Huzzah! Welcome to the new Rag & Bone Bindery website! We've been working for quite a while to get the site up and running and we're super happy with the results. In addition to a smoother checkout process, you'll also find more product photos, simpler personalization options and new product reviews! We're excited to get the site up and running before the busy holiday season. Look for additional features coming soon: buy more, save more; product videos; wedding registry; and more!

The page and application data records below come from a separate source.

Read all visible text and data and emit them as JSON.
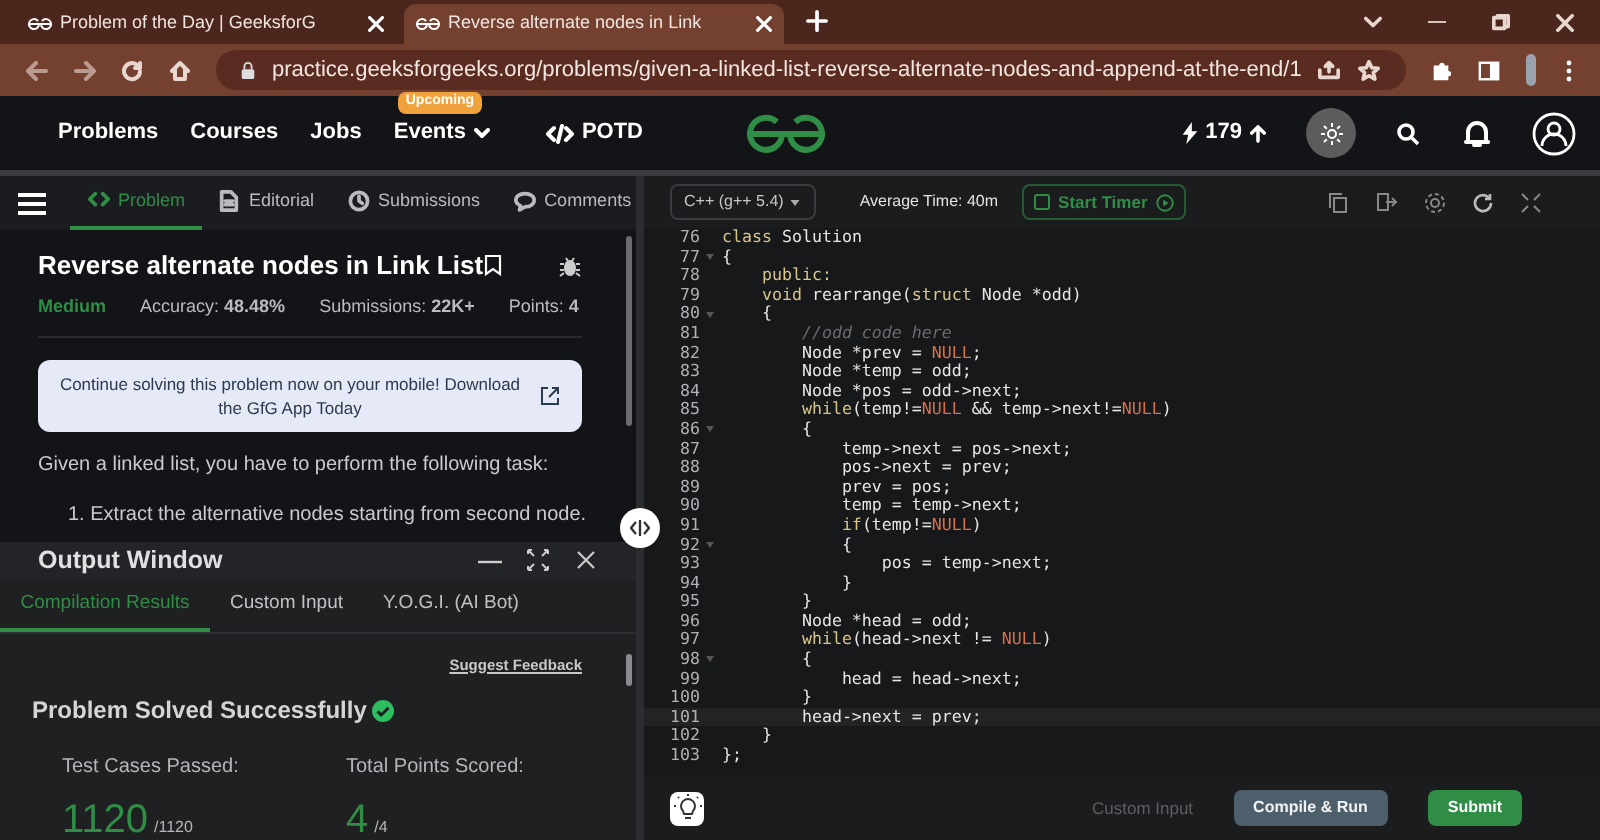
{
  "browser": {
    "tabs": [
      {
        "title": "Problem of the Day | GeeksforG",
        "selected": false
      },
      {
        "title": "Reverse alternate nodes in Link",
        "selected": true
      }
    ],
    "url": "practice.geeksforgeeks.org/problems/given-a-linked-list-reverse-alternate-nodes-and-append-at-the-end/1"
  },
  "nav": {
    "items": [
      {
        "label": "Problems",
        "kind": "link"
      },
      {
        "label": "Courses",
        "kind": "link"
      },
      {
        "label": "Jobs",
        "kind": "link"
      },
      {
        "label": "Events",
        "kind": "dropdown",
        "badge": "Upcoming"
      },
      {
        "label": "POTD",
        "kind": "code"
      }
    ],
    "streak": "179"
  },
  "problem": {
    "tabs": [
      {
        "label": "Problem",
        "selected": true
      },
      {
        "label": "Editorial",
        "selected": false
      },
      {
        "label": "Submissions",
        "selected": false
      },
      {
        "label": "Comments",
        "selected": false
      }
    ],
    "title": "Reverse alternate nodes in Link List",
    "difficulty": "Medium",
    "stats": [
      "Accuracy: **48.48%**",
      "Submissions: **22K+**",
      "Points: **4**"
    ],
    "app_banner": "Continue solving this problem now on your mobile! Download the GfG App Today",
    "description": "Given a linked list, you have to perform the following task:",
    "steps": [
      "1. Extract the alternative nodes starting from second node."
    ]
  },
  "output_window": {
    "title": "Output Window",
    "tabs": [
      {
        "label": "Compilation Results",
        "selected": true
      },
      {
        "label": "Custom Input",
        "selected": false
      },
      {
        "label": "Y.O.G.I. (AI Bot)",
        "selected": false
      }
    ],
    "feedback_link": "Suggest Feedback",
    "status": "Problem Solved Successfully",
    "results": [
      {
        "label": "Test Cases Passed:",
        "value": "1120",
        "total": "/1120"
      },
      {
        "label": "Total Points Scored:",
        "value": "4",
        "total": "/4"
      }
    ]
  },
  "editor": {
    "language": "C++ (g++ 5.4)",
    "average_time": "Average Time: 40m",
    "timer_button": "Start Timer",
    "lines": [
      {
        "number": "76",
        "fold": false,
        "current": false,
        "tokens": [
          {
            "kind": "kw",
            "text": "class"
          },
          {
            "kind": "plain",
            "text": " Solution"
          }
        ]
      },
      {
        "number": "77",
        "fold": true,
        "current": false,
        "tokens": [
          {
            "kind": "plain",
            "text": "{"
          }
        ]
      },
      {
        "number": "78",
        "fold": false,
        "current": false,
        "tokens": [
          {
            "kind": "kw",
            "text": "    public:"
          }
        ]
      },
      {
        "number": "79",
        "fold": false,
        "current": false,
        "tokens": [
          {
            "kind": "kw",
            "text": "    void"
          },
          {
            "kind": "plain",
            "text": " rearrange("
          },
          {
            "kind": "kw",
            "text": "struct"
          },
          {
            "kind": "plain",
            "text": " Node *odd)"
          }
        ]
      },
      {
        "number": "80",
        "fold": true,
        "current": false,
        "tokens": [
          {
            "kind": "plain",
            "text": "    {"
          }
        ]
      },
      {
        "number": "81",
        "fold": false,
        "current": false,
        "tokens": [
          {
            "kind": "comment",
            "text": "        //odd code here"
          }
        ]
      },
      {
        "number": "82",
        "fold": false,
        "current": false,
        "tokens": [
          {
            "kind": "plain",
            "text": "        Node *prev = "
          },
          {
            "kind": "null",
            "text": "NULL"
          },
          {
            "kind": "plain",
            "text": ";"
          }
        ]
      },
      {
        "number": "83",
        "fold": false,
        "current": false,
        "tokens": [
          {
            "kind": "plain",
            "text": "        Node *temp = odd;"
          }
        ]
      },
      {
        "number": "84",
        "fold": false,
        "current": false,
        "tokens": [
          {
            "kind": "plain",
            "text": "        Node *pos = odd->next;"
          }
        ]
      },
      {
        "number": "85",
        "fold": false,
        "current": false,
        "tokens": [
          {
            "kind": "kw",
            "text": "        while"
          },
          {
            "kind": "plain",
            "text": "(temp!="
          },
          {
            "kind": "null",
            "text": "NULL"
          },
          {
            "kind": "plain",
            "text": " && temp->next!="
          },
          {
            "kind": "null",
            "text": "NULL"
          },
          {
            "kind": "plain",
            "text": ")"
          }
        ]
      },
      {
        "number": "86",
        "fold": true,
        "current": false,
        "tokens": [
          {
            "kind": "plain",
            "text": "        {"
          }
        ]
      },
      {
        "number": "87",
        "fold": false,
        "current": false,
        "tokens": [
          {
            "kind": "plain",
            "text": "            temp->next = pos->next;"
          }
        ]
      },
      {
        "number": "88",
        "fold": false,
        "current": false,
        "tokens": [
          {
            "kind": "plain",
            "text": "            pos->next = prev;"
          }
        ]
      },
      {
        "number": "89",
        "fold": false,
        "current": false,
        "tokens": [
          {
            "kind": "plain",
            "text": "            prev = pos;"
          }
        ]
      },
      {
        "number": "90",
        "fold": false,
        "current": false,
        "tokens": [
          {
            "kind": "plain",
            "text": "            temp = temp->next;"
          }
        ]
      },
      {
        "number": "91",
        "fold": false,
        "current": false,
        "tokens": [
          {
            "kind": "kw",
            "text": "            if"
          },
          {
            "kind": "plain",
            "text": "(temp!="
          },
          {
            "kind": "null",
            "text": "NULL"
          },
          {
            "kind": "plain",
            "text": ")"
          }
        ]
      },
      {
        "number": "92",
        "fold": true,
        "current": false,
        "tokens": [
          {
            "kind": "plain",
            "text": "            {"
          }
        ]
      },
      {
        "number": "93",
        "fold": false,
        "current": false,
        "tokens": [
          {
            "kind": "plain",
            "text": "                pos = temp->next;"
          }
        ]
      },
      {
        "number": "94",
        "fold": false,
        "current": false,
        "tokens": [
          {
            "kind": "plain",
            "text": "            }"
          }
        ]
      },
      {
        "number": "95",
        "fold": false,
        "current": false,
        "tokens": [
          {
            "kind": "plain",
            "text": "        }"
          }
        ]
      },
      {
        "number": "96",
        "fold": false,
        "current": false,
        "tokens": [
          {
            "kind": "plain",
            "text": "        Node *head = odd;"
          }
        ]
      },
      {
        "number": "97",
        "fold": false,
        "current": false,
        "tokens": [
          {
            "kind": "kw",
            "text": "        while"
          },
          {
            "kind": "plain",
            "text": "(head->next != "
          },
          {
            "kind": "null",
            "text": "NULL"
          },
          {
            "kind": "plain",
            "text": ")"
          }
        ]
      },
      {
        "number": "98",
        "fold": true,
        "current": false,
        "tokens": [
          {
            "kind": "plain",
            "text": "        {"
          }
        ]
      },
      {
        "number": "99",
        "fold": false,
        "current": false,
        "tokens": [
          {
            "kind": "plain",
            "text": "            head = head->next;"
          }
        ]
      },
      {
        "number": "100",
        "fold": false,
        "current": false,
        "tokens": [
          {
            "kind": "plain",
            "text": "        }"
          }
        ]
      },
      {
        "number": "101",
        "fold": false,
        "current": true,
        "tokens": [
          {
            "kind": "plain",
            "text": "        head->next = prev;"
          }
        ]
      },
      {
        "number": "102",
        "fold": false,
        "current": false,
        "tokens": [
          {
            "kind": "plain",
            "text": "    }"
          }
        ]
      },
      {
        "number": "103",
        "fold": false,
        "current": false,
        "tokens": [
          {
            "kind": "plain",
            "text": "};"
          }
        ]
      }
    ],
    "custom_input": {
      "label": "Custom Input",
      "disabled": true
    },
    "buttons": [
      {
        "label": "Compile & Run",
        "kind": "secondary"
      },
      {
        "label": "Submit",
        "kind": "primary"
      }
    ]
  }
}
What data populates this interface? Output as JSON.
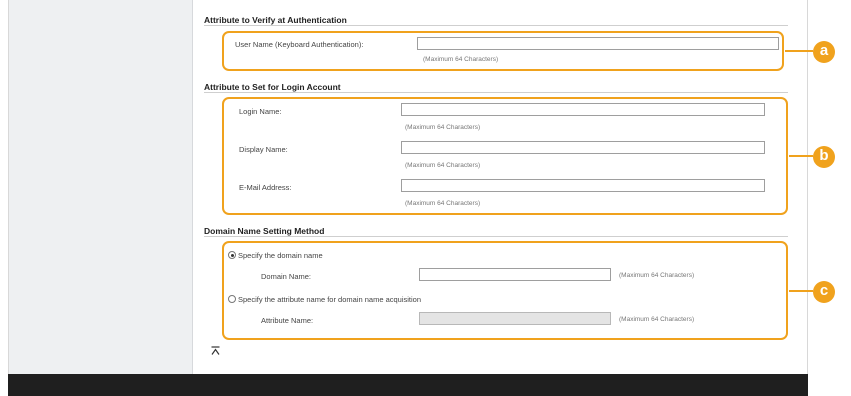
{
  "sections": {
    "verify": {
      "title": "Attribute to Verify at Authentication",
      "user_name_label": "User Name (Keyboard Authentication):",
      "user_name_value": "",
      "user_name_hint": "(Maximum 64 Characters)"
    },
    "login": {
      "title": "Attribute to Set for Login Account",
      "login_name_label": "Login Name:",
      "login_name_value": "",
      "login_name_hint": "(Maximum 64 Characters)",
      "display_name_label": "Display Name:",
      "display_name_value": "",
      "display_name_hint": "(Maximum 64 Characters)",
      "email_label": "E-Mail Address:",
      "email_value": "",
      "email_hint": "(Maximum 64 Characters)"
    },
    "domain": {
      "title": "Domain Name Setting Method",
      "option_specify_label": "Specify the domain name",
      "option_specify_checked": true,
      "domain_name_label": "Domain Name:",
      "domain_name_value": "",
      "domain_name_hint": "(Maximum 64 Characters)",
      "option_attribute_label": "Specify the attribute name for domain name acquisition",
      "option_attribute_checked": false,
      "attribute_name_label": "Attribute Name:",
      "attribute_name_value": "",
      "attribute_name_hint": "(Maximum 64 Characters)"
    }
  },
  "callouts": [
    "a",
    "b",
    "c"
  ],
  "colors": {
    "callout": "#f0a21d",
    "bottom_bar": "#1f1f1f",
    "left_panel": "#eef0f2"
  },
  "icons": {
    "scroll_top": "scroll-to-top-icon"
  }
}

From the technical back-end, our new platform, Shopify, is SOOOO much more elegant and simple to use than our previous platform, which really was a dinosaur compared to the easy-to-use templates and admin pages Shopify offers. I know, I sound like a commercial, but no one is making me say nice things about Shopify, we're just very happy with the change. It's like we opened a new store or moved to a new house. Everything is so fresh and clean! The navigation is similar to the old site so you shouldn't have any issues getting around. We also relaunched our bookish blog (you're reading it!) to keep you up to date on Rag & Bone Bindery and stuff we're interested in other than books.
Shopify is feature-rich and we've scheduled additional shopping options which we'll activate during the holiday season as we get used to the new site.
Please leave a comment and tell us what you think! We can't wait to hear from you - and make new books for you too!
• Product Reviews
• New Product Photos
• Simpler Checkout Process
• "Shop All Products" page
• Order Process Email Notifications
• Prettier Site
If you're like me, your first thought on seeing these chained books was the restricted section of Hogwarts library. Especially the scene when Hermione helps Harry prepare for the Triwizard Tournament and notes the only reason Cho is interested in him is because Cho thinks Harry is the chosen one. "But I am," Harry replies. I was curious about the filming location and here is what I found:
"Hogwarts library and infirmary: Oxford University's famous Bodleian Library starred in 3 of the Harry Potter films. The medieval Duke Humfrey's Library was used as the Hogwarts library and the elaborate fan-vaulted Divinity School became Hogwart's infirmary."
So there you go. While not appearing in any of the Harry Potter films, the Hereford Cathedral Chained Library is nonetheless an medieval relic from times when security took a more brutish turn. Locking up books may seem medieval now (see what I did there?) it was top notch security at the time.
"A chain is attached at one end to the front cover of each book; the other end is slotted on to a rod running along the bottom of each shelf. The system allows a book to be taken from the shelf and read at the desk, but not to be removed from the bookcase. The books are shelved with their foredges, rather than their spines, facing the reader (the wrong way round to us); this allows the book to be lifted down and opened without needing to be turned around – thus avoiding tangling the chain."